Search the entries for the word "Praesent". Copy each line in which it is found.

=== Data provided ===
%%

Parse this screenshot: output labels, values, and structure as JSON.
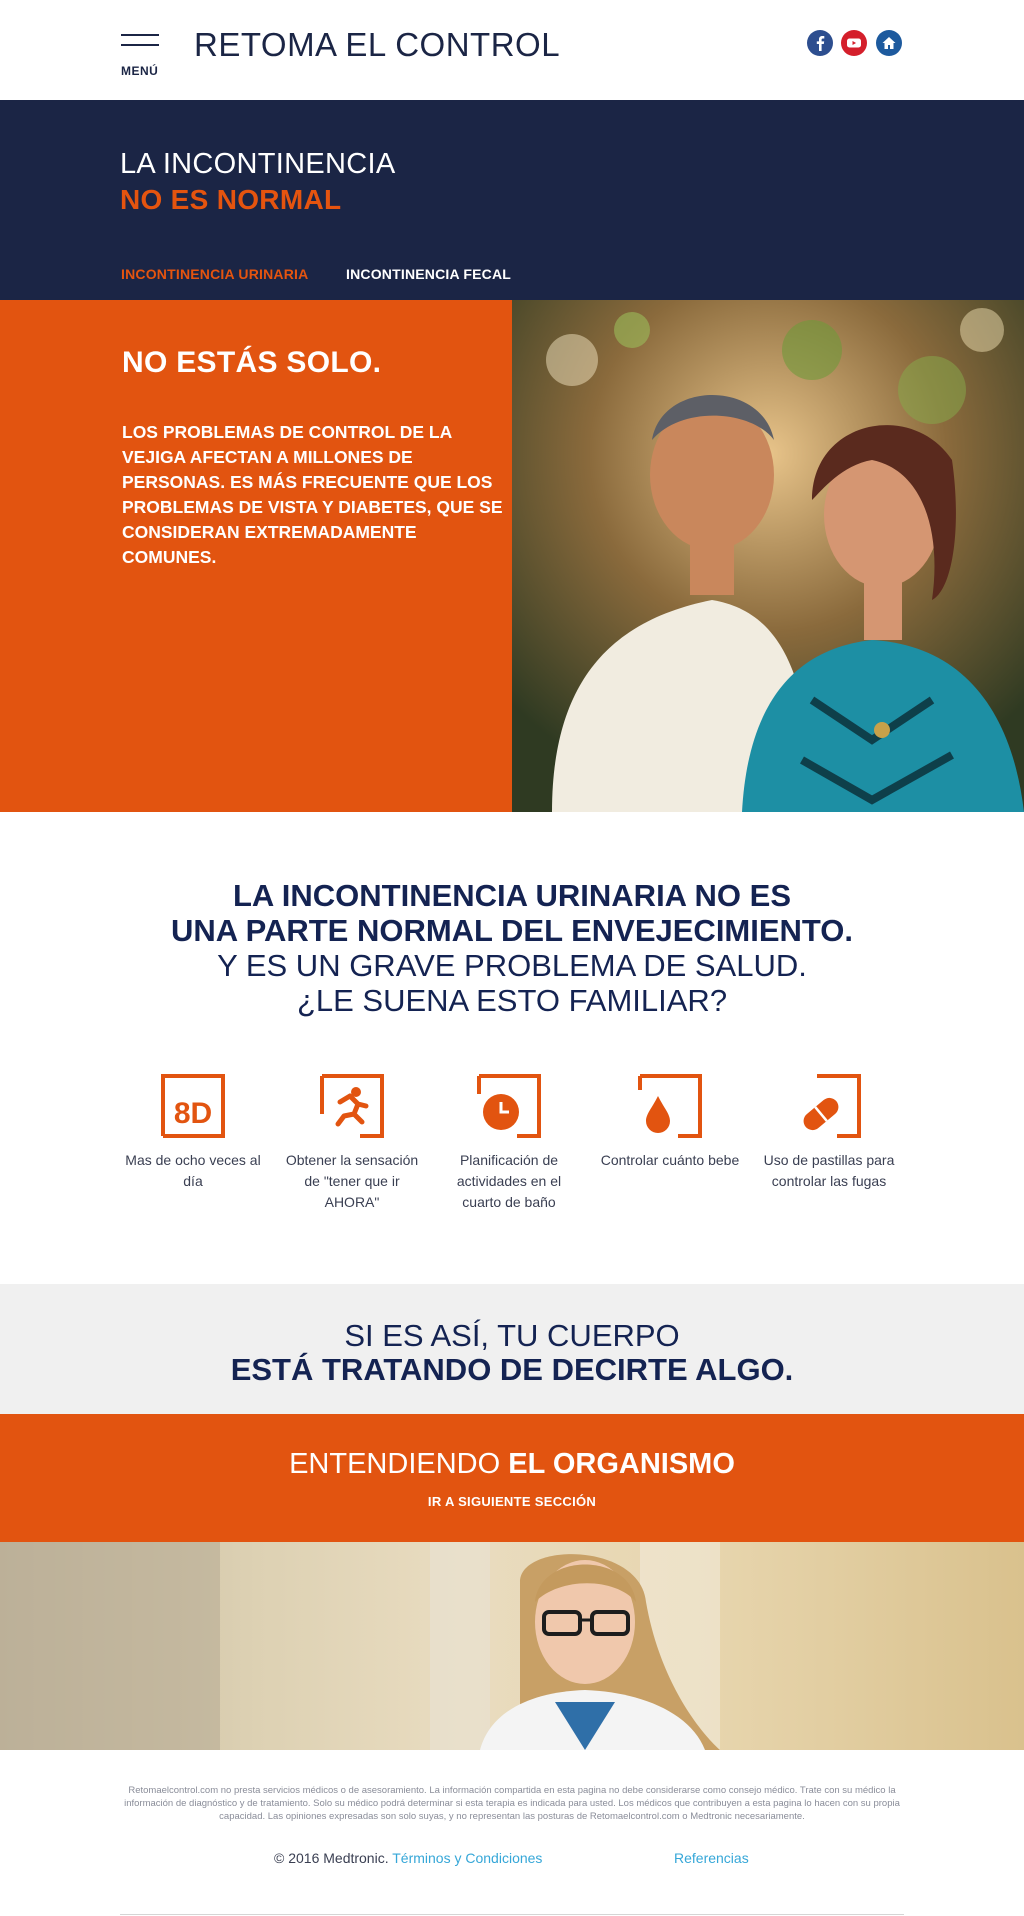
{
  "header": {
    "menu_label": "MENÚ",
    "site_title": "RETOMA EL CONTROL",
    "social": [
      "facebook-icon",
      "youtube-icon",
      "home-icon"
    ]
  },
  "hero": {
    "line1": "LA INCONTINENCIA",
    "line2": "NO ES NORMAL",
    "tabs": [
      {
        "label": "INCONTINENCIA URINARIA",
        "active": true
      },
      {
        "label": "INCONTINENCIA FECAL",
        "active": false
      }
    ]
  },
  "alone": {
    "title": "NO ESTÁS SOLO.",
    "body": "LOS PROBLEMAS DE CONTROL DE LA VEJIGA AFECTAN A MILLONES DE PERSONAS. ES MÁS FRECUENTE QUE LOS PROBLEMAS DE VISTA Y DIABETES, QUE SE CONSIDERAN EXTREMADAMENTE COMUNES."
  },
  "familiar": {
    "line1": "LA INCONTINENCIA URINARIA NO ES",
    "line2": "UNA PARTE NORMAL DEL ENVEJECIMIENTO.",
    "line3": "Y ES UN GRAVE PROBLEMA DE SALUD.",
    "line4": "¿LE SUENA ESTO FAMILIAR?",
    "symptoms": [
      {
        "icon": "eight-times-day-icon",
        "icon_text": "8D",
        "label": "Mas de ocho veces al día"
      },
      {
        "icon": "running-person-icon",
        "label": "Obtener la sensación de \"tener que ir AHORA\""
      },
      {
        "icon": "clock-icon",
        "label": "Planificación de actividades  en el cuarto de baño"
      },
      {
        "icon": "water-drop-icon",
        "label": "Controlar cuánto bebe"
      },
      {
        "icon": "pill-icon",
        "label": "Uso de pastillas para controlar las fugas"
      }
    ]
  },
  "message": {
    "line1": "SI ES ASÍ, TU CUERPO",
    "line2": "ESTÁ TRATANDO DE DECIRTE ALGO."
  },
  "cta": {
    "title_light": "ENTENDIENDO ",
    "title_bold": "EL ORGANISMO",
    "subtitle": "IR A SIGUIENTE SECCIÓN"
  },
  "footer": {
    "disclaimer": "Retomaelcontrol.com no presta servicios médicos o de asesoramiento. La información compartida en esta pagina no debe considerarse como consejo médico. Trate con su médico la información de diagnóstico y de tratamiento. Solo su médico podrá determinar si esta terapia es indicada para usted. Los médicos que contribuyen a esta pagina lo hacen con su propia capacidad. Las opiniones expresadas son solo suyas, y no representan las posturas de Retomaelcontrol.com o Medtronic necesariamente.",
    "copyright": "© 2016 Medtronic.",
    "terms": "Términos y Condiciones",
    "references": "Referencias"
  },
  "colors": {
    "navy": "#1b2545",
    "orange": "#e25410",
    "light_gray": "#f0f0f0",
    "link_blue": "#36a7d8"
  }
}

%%
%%

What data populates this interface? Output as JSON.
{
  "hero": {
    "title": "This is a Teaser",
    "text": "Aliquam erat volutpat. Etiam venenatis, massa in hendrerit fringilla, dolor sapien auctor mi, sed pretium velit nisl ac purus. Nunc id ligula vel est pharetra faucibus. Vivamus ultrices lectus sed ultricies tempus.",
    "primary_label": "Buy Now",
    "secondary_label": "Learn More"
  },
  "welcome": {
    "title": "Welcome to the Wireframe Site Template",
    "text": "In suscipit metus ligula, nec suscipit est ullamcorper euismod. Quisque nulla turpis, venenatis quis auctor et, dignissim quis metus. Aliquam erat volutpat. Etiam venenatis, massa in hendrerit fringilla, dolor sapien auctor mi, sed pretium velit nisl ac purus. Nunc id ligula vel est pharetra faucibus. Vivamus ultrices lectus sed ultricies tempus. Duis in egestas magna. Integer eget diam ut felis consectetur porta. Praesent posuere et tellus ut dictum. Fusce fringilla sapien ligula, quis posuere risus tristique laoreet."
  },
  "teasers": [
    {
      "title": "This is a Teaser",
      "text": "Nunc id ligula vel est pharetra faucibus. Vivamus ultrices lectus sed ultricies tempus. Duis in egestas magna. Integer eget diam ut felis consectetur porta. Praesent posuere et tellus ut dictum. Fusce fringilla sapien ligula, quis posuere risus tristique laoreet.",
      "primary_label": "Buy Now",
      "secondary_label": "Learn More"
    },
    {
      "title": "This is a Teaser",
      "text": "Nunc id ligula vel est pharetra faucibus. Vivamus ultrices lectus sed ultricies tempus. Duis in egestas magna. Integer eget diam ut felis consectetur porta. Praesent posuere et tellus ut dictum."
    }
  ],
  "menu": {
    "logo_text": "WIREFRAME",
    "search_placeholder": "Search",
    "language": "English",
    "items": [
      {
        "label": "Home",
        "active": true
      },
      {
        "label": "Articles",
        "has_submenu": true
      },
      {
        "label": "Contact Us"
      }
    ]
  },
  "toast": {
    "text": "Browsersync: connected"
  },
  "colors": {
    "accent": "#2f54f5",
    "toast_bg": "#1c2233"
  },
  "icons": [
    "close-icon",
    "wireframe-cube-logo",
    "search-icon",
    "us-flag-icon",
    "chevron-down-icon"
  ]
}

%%
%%

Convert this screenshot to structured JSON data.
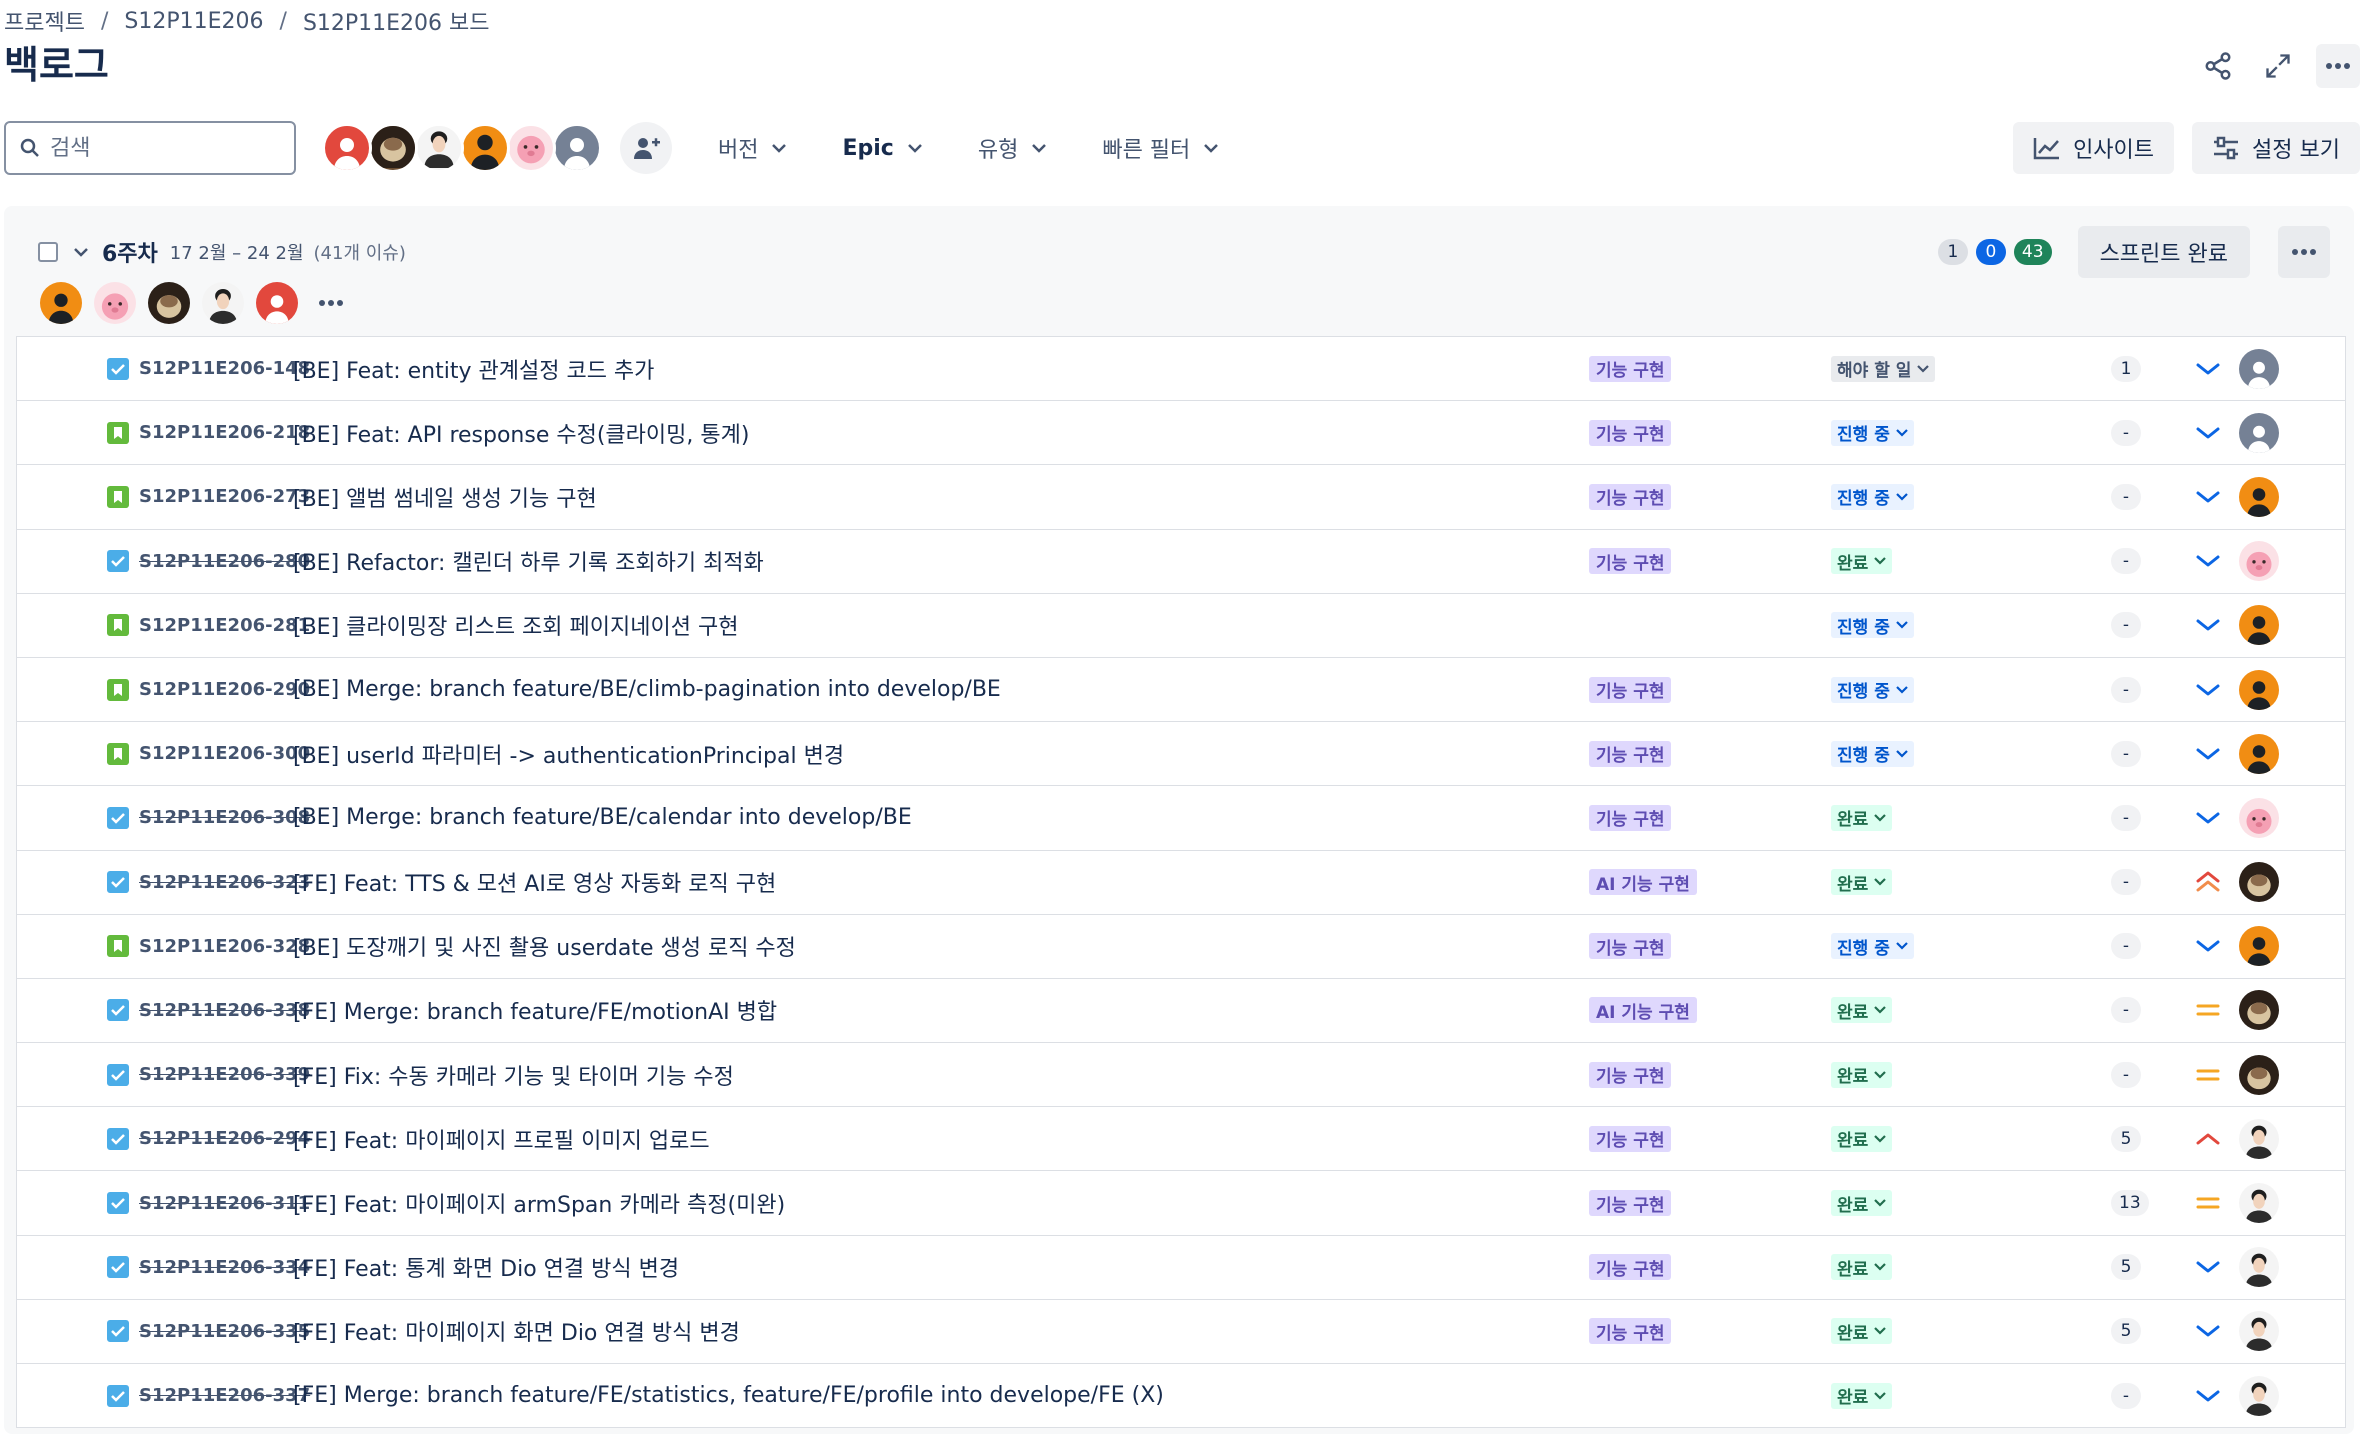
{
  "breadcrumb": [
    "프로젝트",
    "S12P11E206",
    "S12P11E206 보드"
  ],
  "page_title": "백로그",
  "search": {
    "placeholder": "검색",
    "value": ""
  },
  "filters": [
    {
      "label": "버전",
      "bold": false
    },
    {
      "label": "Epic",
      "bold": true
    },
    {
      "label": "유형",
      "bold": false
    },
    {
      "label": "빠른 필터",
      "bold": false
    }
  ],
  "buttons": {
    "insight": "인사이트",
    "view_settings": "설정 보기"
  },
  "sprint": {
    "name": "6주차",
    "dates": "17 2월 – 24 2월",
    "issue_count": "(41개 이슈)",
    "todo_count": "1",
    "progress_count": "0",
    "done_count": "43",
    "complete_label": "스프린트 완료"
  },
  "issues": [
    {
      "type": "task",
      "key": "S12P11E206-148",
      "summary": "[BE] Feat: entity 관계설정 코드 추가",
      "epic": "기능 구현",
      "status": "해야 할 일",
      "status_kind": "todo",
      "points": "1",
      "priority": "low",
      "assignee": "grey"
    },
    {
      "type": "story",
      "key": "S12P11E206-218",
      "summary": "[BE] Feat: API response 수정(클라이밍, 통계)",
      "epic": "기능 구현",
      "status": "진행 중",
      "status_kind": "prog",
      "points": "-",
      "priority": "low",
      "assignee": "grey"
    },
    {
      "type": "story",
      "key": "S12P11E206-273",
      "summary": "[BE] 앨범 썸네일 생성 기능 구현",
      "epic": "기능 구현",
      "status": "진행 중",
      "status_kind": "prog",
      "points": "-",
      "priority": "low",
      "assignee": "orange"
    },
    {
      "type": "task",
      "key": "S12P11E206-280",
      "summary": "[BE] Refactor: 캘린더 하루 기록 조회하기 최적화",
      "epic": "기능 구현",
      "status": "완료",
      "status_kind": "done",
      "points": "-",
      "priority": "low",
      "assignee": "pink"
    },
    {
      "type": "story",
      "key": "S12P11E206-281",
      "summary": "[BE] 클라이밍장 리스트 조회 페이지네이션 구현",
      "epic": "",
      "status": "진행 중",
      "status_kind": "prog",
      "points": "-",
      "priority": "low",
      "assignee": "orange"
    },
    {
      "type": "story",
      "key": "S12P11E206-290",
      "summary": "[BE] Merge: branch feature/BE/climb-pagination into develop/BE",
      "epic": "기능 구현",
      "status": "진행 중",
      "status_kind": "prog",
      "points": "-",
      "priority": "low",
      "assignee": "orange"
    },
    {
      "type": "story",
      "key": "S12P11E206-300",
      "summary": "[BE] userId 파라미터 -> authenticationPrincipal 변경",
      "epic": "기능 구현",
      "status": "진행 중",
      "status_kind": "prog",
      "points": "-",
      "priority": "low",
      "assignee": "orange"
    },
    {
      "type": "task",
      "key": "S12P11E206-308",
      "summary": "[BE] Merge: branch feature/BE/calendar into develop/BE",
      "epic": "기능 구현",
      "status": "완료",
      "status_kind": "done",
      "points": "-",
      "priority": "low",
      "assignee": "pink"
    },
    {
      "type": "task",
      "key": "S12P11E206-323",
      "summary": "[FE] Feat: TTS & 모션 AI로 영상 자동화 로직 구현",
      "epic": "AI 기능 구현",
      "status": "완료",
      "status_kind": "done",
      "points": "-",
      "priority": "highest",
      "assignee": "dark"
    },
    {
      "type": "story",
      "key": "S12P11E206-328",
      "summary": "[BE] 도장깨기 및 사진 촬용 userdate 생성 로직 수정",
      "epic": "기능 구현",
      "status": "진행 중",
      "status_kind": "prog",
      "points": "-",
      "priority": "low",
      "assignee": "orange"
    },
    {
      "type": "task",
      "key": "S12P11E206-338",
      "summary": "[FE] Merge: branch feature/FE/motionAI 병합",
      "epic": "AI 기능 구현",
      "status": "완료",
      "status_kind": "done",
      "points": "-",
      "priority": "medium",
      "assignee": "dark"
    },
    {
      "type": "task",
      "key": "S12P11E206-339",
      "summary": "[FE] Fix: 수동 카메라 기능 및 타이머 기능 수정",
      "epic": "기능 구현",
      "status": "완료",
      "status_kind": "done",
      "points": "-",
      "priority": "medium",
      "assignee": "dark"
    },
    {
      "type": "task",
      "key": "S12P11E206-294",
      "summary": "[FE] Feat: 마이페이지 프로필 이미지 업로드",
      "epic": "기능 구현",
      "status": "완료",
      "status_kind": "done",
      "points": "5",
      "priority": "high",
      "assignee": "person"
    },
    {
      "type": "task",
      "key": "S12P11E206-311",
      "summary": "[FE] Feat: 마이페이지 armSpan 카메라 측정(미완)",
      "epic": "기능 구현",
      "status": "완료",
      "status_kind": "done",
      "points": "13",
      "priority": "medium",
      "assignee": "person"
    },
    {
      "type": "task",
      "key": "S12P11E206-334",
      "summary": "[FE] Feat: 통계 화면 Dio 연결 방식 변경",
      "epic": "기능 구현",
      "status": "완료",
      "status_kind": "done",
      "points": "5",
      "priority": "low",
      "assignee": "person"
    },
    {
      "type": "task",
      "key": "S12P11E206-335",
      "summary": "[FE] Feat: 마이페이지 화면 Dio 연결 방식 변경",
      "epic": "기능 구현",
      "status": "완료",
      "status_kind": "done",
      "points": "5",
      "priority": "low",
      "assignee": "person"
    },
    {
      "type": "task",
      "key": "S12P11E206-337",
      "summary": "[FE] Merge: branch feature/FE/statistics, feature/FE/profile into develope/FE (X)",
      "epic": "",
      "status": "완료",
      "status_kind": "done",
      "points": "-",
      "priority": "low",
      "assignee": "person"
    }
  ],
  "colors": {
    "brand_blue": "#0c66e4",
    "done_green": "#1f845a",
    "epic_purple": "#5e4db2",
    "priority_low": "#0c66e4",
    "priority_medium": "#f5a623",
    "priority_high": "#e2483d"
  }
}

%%

=== Finished exercise ===
    "text": "In suscipit metus ligula, nec suscipit est ullamcorper euismod. Quisque nulla turpis, venenatis quis auctor et, dignissim quis metus. Aliquam erat volutpat. Etiam venenatis, massa in hendrerit fringilla, dolor sapien auctor mi, sed pretium velit nisl ac purus. Nunc id ligula vel est pharetra faucibus. Vivamus ultrices lectus sed ultricies tempus. Duis in egestas magna. Integer eget diam ut felis consectetur porta. Praesent posuere et tellus ut dictum. Fusce fringilla sapien ligula, quis posuere risus tristique laoreet."
      "text": "Nunc id ligula vel est pharetra faucibus. Vivamus ultrices lectus sed ultricies tempus. Duis in egestas magna. Integer eget diam ut felis consectetur porta. Praesent posuere et tellus ut dictum. Fusce fringilla sapien ligula, quis posuere risus tristique laoreet.",
      "text": "Nunc id ligula vel est pharetra faucibus. Vivamus ultrices lectus sed ultricies tempus. Duis in egestas magna. Integer eget diam ut felis consectetur porta. Praesent posuere et tellus ut dictum."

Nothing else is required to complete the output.